stimulation to support growth (remember your
– Growth hormone is secreted during delta sleep
– Babies need much more REM sleep than other
– Problem: what about meaningful dreams?
Why We Dream
• Reason 3: ActivationSynthesis
– Minds way of making
sense out of random
neural firings
– Problem: why does it
make the stories that it
does? Where does the
content come from?
Why We Dream
• Reason Four: Freud’s
Wish Fulfillment
– The Interpretation of
– Manifest Content
• Story line of dreams
• Symbolic
– Latent Content
• What the symbols mean
• Usually sexual
– Problems
• Lack scientific evidence
Why We Dream
• Reason Five: Cognitive Development

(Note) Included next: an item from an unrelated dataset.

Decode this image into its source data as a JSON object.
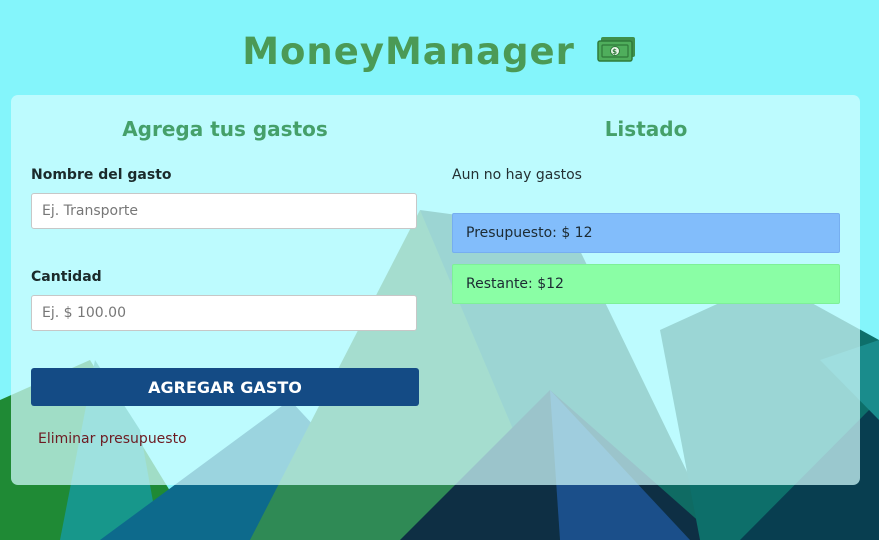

– Part of intellectual/brain development
– Dreams move from slideshows in childhood to
movie where dreamer is an actor
– Dreams use our concepts, knowledge, and skills
Good chart on page 289
Sleep Disorders
1. Insomnia: Can’t stay or fall asleep
2. Narcolepsy: Sudden, overwhelming sleeping
3. Sleep Apnea: Snoring to the extent one stops
4. Night Terrors
5. Somnambulism: Sleep walking
6. Enuresis: Bed wetting
1: Insomnia
• Consistent problems staying or falling asleep
• People tend to overestimate how long it takes them to
fall asleep
• Solutions
Sleeping pills/alcohol: aggravate the problem!
Relax before bedtime
Establish routine
Use dimmer light
Avoid caffeine and rich food (glass of milk can be okay
because it provides serotonin)
– Build a consistent schedule and avoid naps
– Exercise regularly but not in the late evening
– Aim for less sleep
2: Narcolepsy
• Periodic, overwhelming sleepiness for
(usually) < 3 minutes
• Can collapse into REM sleep
• Affects about 1 in 2000 people
• There seems to be a correlation with birth
month and disorder
• Genetic
– Absence of the hypothalamic neural center that
produces hypocretin
• Temporary cessations of
breathing during sleep with
momentary awakenings
• Affects mostly overweight
• Symptoms: tired and irritable
during the day (spouse often
has similar symptoms)
• Affects about 1 in 20
• Solutions
– CPAP Machine (mask with air
pump to help keep airways
3: Sleep
4: Night Terrors
• High arousal and terror mid-stage four sleep
• Sufferer is usually a child and will have no
recollection of the event
• Usually outgrown
• As we spend less time in stage four we see less of
this, that’s why it is outgrown
5: Somnambulism
• Sleep walking
• Stage four disorder
– As we spend less time in stage four we see less of
this, that’s why it is outgrown
• Runs in families (much like sleep talking)